- PROBLEM REQUIREMENTS: For the records below, work out the number of lines holding "Hazırlama" and reply with only that.

- MATERIAL FOR THIS TASK:

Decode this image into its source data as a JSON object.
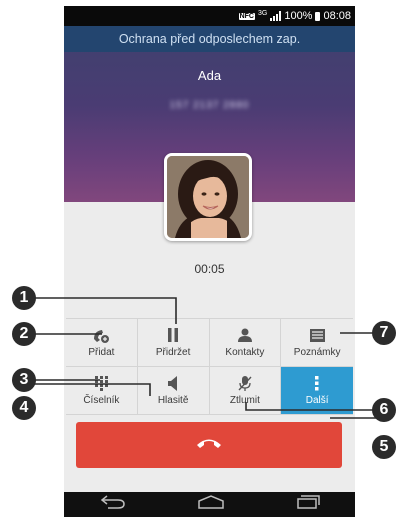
{
  "status_bar": {
    "nfc": "NFC",
    "network": "3G",
    "battery_percent": "100%",
    "time": "08:08"
  },
  "banner": "Ochrana před odposlechem zap.",
  "caller": {
    "name": "Ada",
    "number": "157 2137 2880"
  },
  "call_timer": "00:05",
  "buttons": [
    {
      "label": "Přidat",
      "icon": "add-call-icon"
    },
    {
      "label": "Přidržet",
      "icon": "pause-icon"
    },
    {
      "label": "Kontakty",
      "icon": "contact-icon"
    },
    {
      "label": "Poznámky",
      "icon": "notes-icon"
    },
    {
      "label": "Číselník",
      "icon": "dialpad-icon"
    },
    {
      "label": "Hlasitě",
      "icon": "speaker-icon"
    },
    {
      "label": "Ztlumit",
      "icon": "mute-mic-icon"
    },
    {
      "label": "Další",
      "icon": "more-icon",
      "active": true
    }
  ],
  "end_call": {
    "icon": "hang-up-icon",
    "color": "#e1473a"
  },
  "navbar": [
    "back-icon",
    "home-icon",
    "recent-apps-icon"
  ],
  "callouts": [
    "1",
    "2",
    "3",
    "4",
    "5",
    "6",
    "7"
  ],
  "colors": {
    "banner": "#23456f",
    "active_button": "#2e9bd1",
    "end_call": "#e1473a"
  }
}
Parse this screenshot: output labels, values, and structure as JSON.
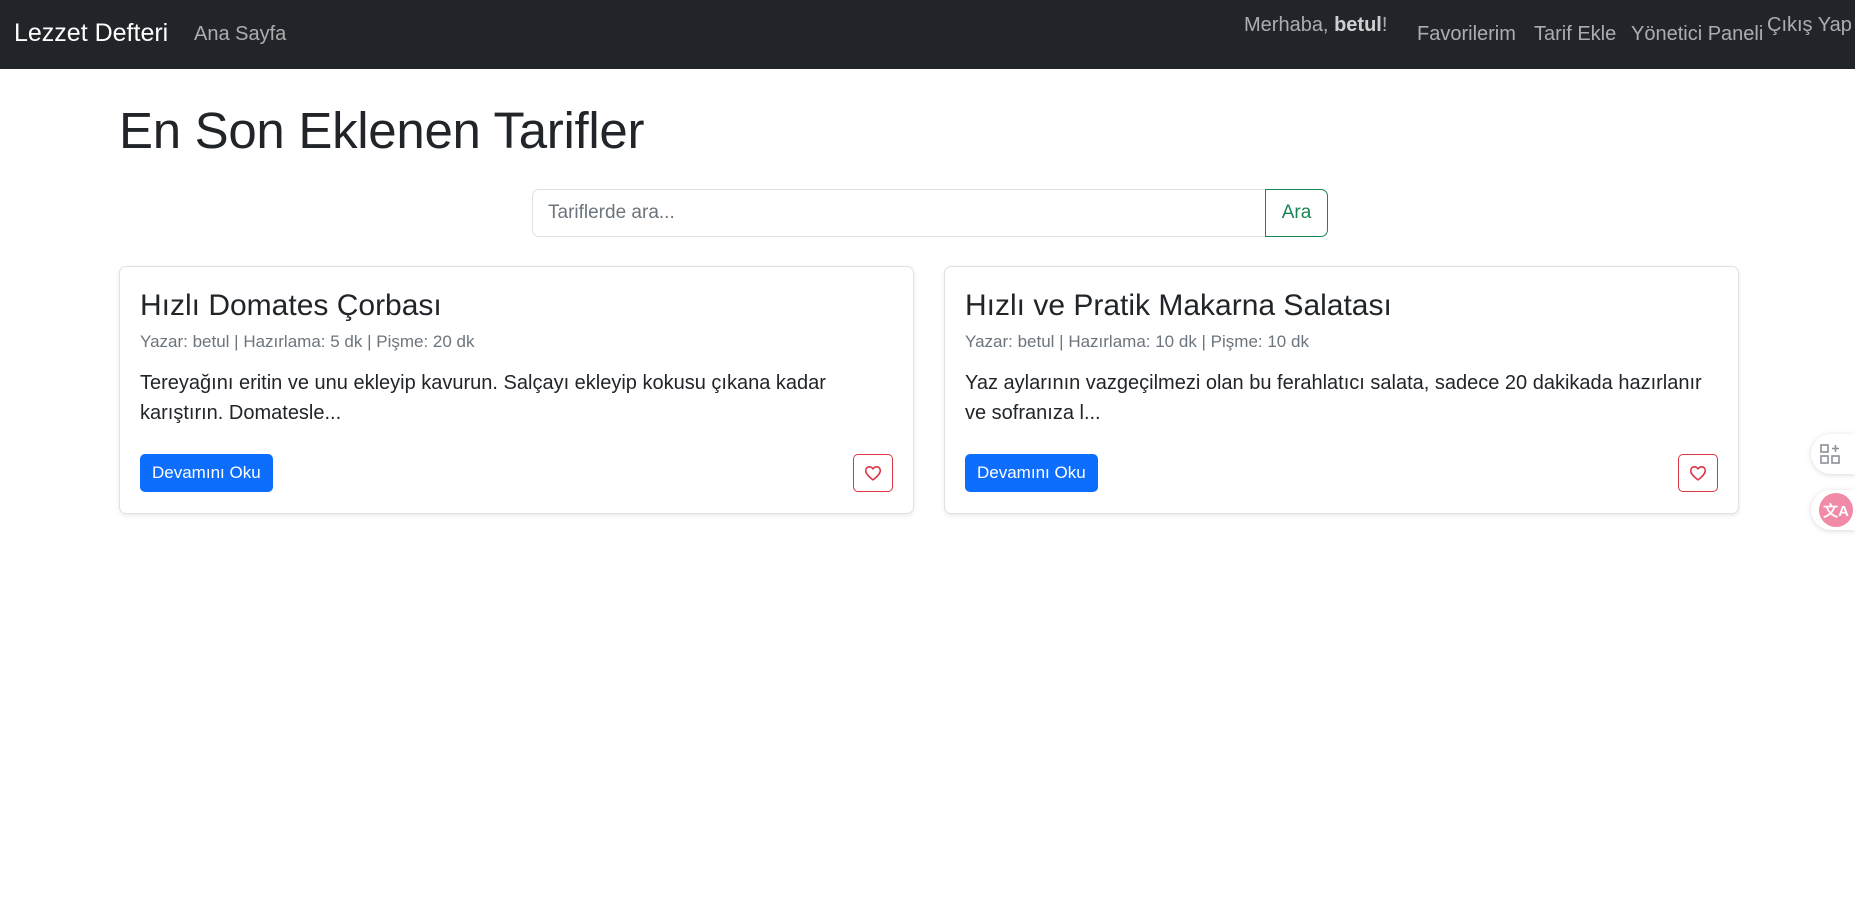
{
  "navbar": {
    "brand": "Lezzet Defteri",
    "home_link": "Ana Sayfa",
    "greeting_prefix": "Merhaba, ",
    "username": "betul",
    "greeting_suffix": "!",
    "favorites_link": "Favorilerim",
    "add_recipe_link": "Tarif Ekle",
    "admin_link": "Yönetici Paneli",
    "logout_link": "Çıkış Yap"
  },
  "main": {
    "title": "En Son Eklenen Tarifler",
    "search": {
      "placeholder": "Tariflerde ara...",
      "button_label": "Ara"
    },
    "recipes": [
      {
        "title": "Hızlı Domates Çorbası",
        "meta": "Yazar: betul | Hazırlama: 5 dk | Pişme: 20 dk",
        "excerpt": "Tereyağını eritin ve unu ekleyip kavurun. Salçayı ekleyip kokusu çıkana kadar karıştırın. Domatesle...",
        "read_more": "Devamını Oku"
      },
      {
        "title": "Hızlı ve Pratik Makarna Salatası",
        "meta": "Yazar: betul | Hazırlama: 10 dk | Pişme: 10 dk",
        "excerpt": "Yaz aylarının vazgeçilmezi olan bu ferahlatıcı salata, sadece 20 dakikada hazırlanır ve sofranıza l...",
        "read_more": "Devamını Oku"
      }
    ]
  },
  "side_widgets": {
    "apps_icon": "apps-add-icon",
    "translate_icon": "translate-icon",
    "translate_glyph": "文A"
  },
  "colors": {
    "navbar_bg": "#212529",
    "primary": "#0d6efd",
    "success": "#198754",
    "danger": "#dc3545"
  }
}
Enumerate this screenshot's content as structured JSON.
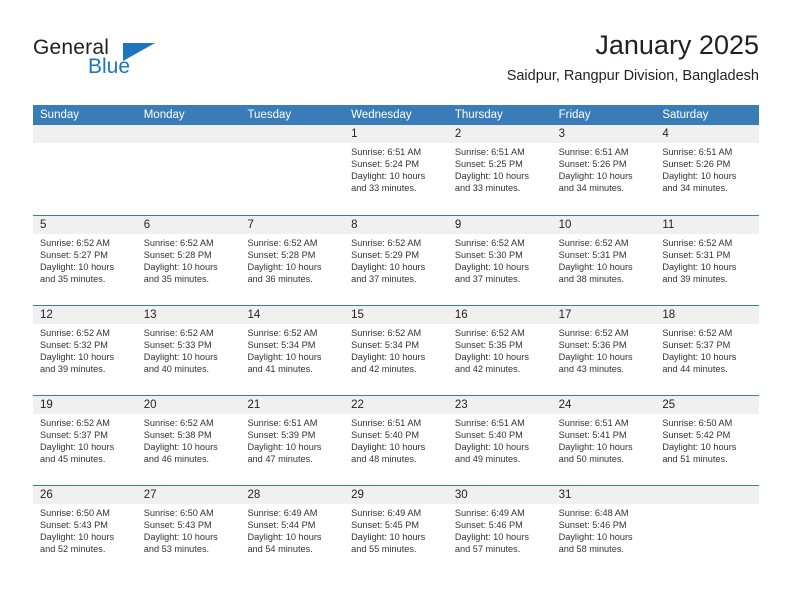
{
  "brand": {
    "name_dark": "General",
    "name_blue": "Blue",
    "accent_color": "#1d75bd"
  },
  "header": {
    "title": "January 2025",
    "subtitle": "Saidpur, Rangpur Division, Bangladesh"
  },
  "theme": {
    "header_band": "#3a7cb8",
    "day_band": "#f0f0f0",
    "text": "#231f20"
  },
  "weekday_headers": [
    "Sunday",
    "Monday",
    "Tuesday",
    "Wednesday",
    "Thursday",
    "Friday",
    "Saturday"
  ],
  "weeks": [
    [
      {
        "day": "",
        "empty": true
      },
      {
        "day": "",
        "empty": true
      },
      {
        "day": "",
        "empty": true
      },
      {
        "day": "1",
        "sunrise": "Sunrise: 6:51 AM",
        "sunset": "Sunset: 5:24 PM",
        "daylight1": "Daylight: 10 hours",
        "daylight2": "and 33 minutes."
      },
      {
        "day": "2",
        "sunrise": "Sunrise: 6:51 AM",
        "sunset": "Sunset: 5:25 PM",
        "daylight1": "Daylight: 10 hours",
        "daylight2": "and 33 minutes."
      },
      {
        "day": "3",
        "sunrise": "Sunrise: 6:51 AM",
        "sunset": "Sunset: 5:26 PM",
        "daylight1": "Daylight: 10 hours",
        "daylight2": "and 34 minutes."
      },
      {
        "day": "4",
        "sunrise": "Sunrise: 6:51 AM",
        "sunset": "Sunset: 5:26 PM",
        "daylight1": "Daylight: 10 hours",
        "daylight2": "and 34 minutes."
      }
    ],
    [
      {
        "day": "5",
        "sunrise": "Sunrise: 6:52 AM",
        "sunset": "Sunset: 5:27 PM",
        "daylight1": "Daylight: 10 hours",
        "daylight2": "and 35 minutes."
      },
      {
        "day": "6",
        "sunrise": "Sunrise: 6:52 AM",
        "sunset": "Sunset: 5:28 PM",
        "daylight1": "Daylight: 10 hours",
        "daylight2": "and 35 minutes."
      },
      {
        "day": "7",
        "sunrise": "Sunrise: 6:52 AM",
        "sunset": "Sunset: 5:28 PM",
        "daylight1": "Daylight: 10 hours",
        "daylight2": "and 36 minutes."
      },
      {
        "day": "8",
        "sunrise": "Sunrise: 6:52 AM",
        "sunset": "Sunset: 5:29 PM",
        "daylight1": "Daylight: 10 hours",
        "daylight2": "and 37 minutes."
      },
      {
        "day": "9",
        "sunrise": "Sunrise: 6:52 AM",
        "sunset": "Sunset: 5:30 PM",
        "daylight1": "Daylight: 10 hours",
        "daylight2": "and 37 minutes."
      },
      {
        "day": "10",
        "sunrise": "Sunrise: 6:52 AM",
        "sunset": "Sunset: 5:31 PM",
        "daylight1": "Daylight: 10 hours",
        "daylight2": "and 38 minutes."
      },
      {
        "day": "11",
        "sunrise": "Sunrise: 6:52 AM",
        "sunset": "Sunset: 5:31 PM",
        "daylight1": "Daylight: 10 hours",
        "daylight2": "and 39 minutes."
      }
    ],
    [
      {
        "day": "12",
        "sunrise": "Sunrise: 6:52 AM",
        "sunset": "Sunset: 5:32 PM",
        "daylight1": "Daylight: 10 hours",
        "daylight2": "and 39 minutes."
      },
      {
        "day": "13",
        "sunrise": "Sunrise: 6:52 AM",
        "sunset": "Sunset: 5:33 PM",
        "daylight1": "Daylight: 10 hours",
        "daylight2": "and 40 minutes."
      },
      {
        "day": "14",
        "sunrise": "Sunrise: 6:52 AM",
        "sunset": "Sunset: 5:34 PM",
        "daylight1": "Daylight: 10 hours",
        "daylight2": "and 41 minutes."
      },
      {
        "day": "15",
        "sunrise": "Sunrise: 6:52 AM",
        "sunset": "Sunset: 5:34 PM",
        "daylight1": "Daylight: 10 hours",
        "daylight2": "and 42 minutes."
      },
      {
        "day": "16",
        "sunrise": "Sunrise: 6:52 AM",
        "sunset": "Sunset: 5:35 PM",
        "daylight1": "Daylight: 10 hours",
        "daylight2": "and 42 minutes."
      },
      {
        "day": "17",
        "sunrise": "Sunrise: 6:52 AM",
        "sunset": "Sunset: 5:36 PM",
        "daylight1": "Daylight: 10 hours",
        "daylight2": "and 43 minutes."
      },
      {
        "day": "18",
        "sunrise": "Sunrise: 6:52 AM",
        "sunset": "Sunset: 5:37 PM",
        "daylight1": "Daylight: 10 hours",
        "daylight2": "and 44 minutes."
      }
    ],
    [
      {
        "day": "19",
        "sunrise": "Sunrise: 6:52 AM",
        "sunset": "Sunset: 5:37 PM",
        "daylight1": "Daylight: 10 hours",
        "daylight2": "and 45 minutes."
      },
      {
        "day": "20",
        "sunrise": "Sunrise: 6:52 AM",
        "sunset": "Sunset: 5:38 PM",
        "daylight1": "Daylight: 10 hours",
        "daylight2": "and 46 minutes."
      },
      {
        "day": "21",
        "sunrise": "Sunrise: 6:51 AM",
        "sunset": "Sunset: 5:39 PM",
        "daylight1": "Daylight: 10 hours",
        "daylight2": "and 47 minutes."
      },
      {
        "day": "22",
        "sunrise": "Sunrise: 6:51 AM",
        "sunset": "Sunset: 5:40 PM",
        "daylight1": "Daylight: 10 hours",
        "daylight2": "and 48 minutes."
      },
      {
        "day": "23",
        "sunrise": "Sunrise: 6:51 AM",
        "sunset": "Sunset: 5:40 PM",
        "daylight1": "Daylight: 10 hours",
        "daylight2": "and 49 minutes."
      },
      {
        "day": "24",
        "sunrise": "Sunrise: 6:51 AM",
        "sunset": "Sunset: 5:41 PM",
        "daylight1": "Daylight: 10 hours",
        "daylight2": "and 50 minutes."
      },
      {
        "day": "25",
        "sunrise": "Sunrise: 6:50 AM",
        "sunset": "Sunset: 5:42 PM",
        "daylight1": "Daylight: 10 hours",
        "daylight2": "and 51 minutes."
      }
    ],
    [
      {
        "day": "26",
        "sunrise": "Sunrise: 6:50 AM",
        "sunset": "Sunset: 5:43 PM",
        "daylight1": "Daylight: 10 hours",
        "daylight2": "and 52 minutes."
      },
      {
        "day": "27",
        "sunrise": "Sunrise: 6:50 AM",
        "sunset": "Sunset: 5:43 PM",
        "daylight1": "Daylight: 10 hours",
        "daylight2": "and 53 minutes."
      },
      {
        "day": "28",
        "sunrise": "Sunrise: 6:49 AM",
        "sunset": "Sunset: 5:44 PM",
        "daylight1": "Daylight: 10 hours",
        "daylight2": "and 54 minutes."
      },
      {
        "day": "29",
        "sunrise": "Sunrise: 6:49 AM",
        "sunset": "Sunset: 5:45 PM",
        "daylight1": "Daylight: 10 hours",
        "daylight2": "and 55 minutes."
      },
      {
        "day": "30",
        "sunrise": "Sunrise: 6:49 AM",
        "sunset": "Sunset: 5:46 PM",
        "daylight1": "Daylight: 10 hours",
        "daylight2": "and 57 minutes."
      },
      {
        "day": "31",
        "sunrise": "Sunrise: 6:48 AM",
        "sunset": "Sunset: 5:46 PM",
        "daylight1": "Daylight: 10 hours",
        "daylight2": "and 58 minutes."
      },
      {
        "day": "",
        "empty": true
      }
    ]
  ]
}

- WRITTEN SOLUTION: 2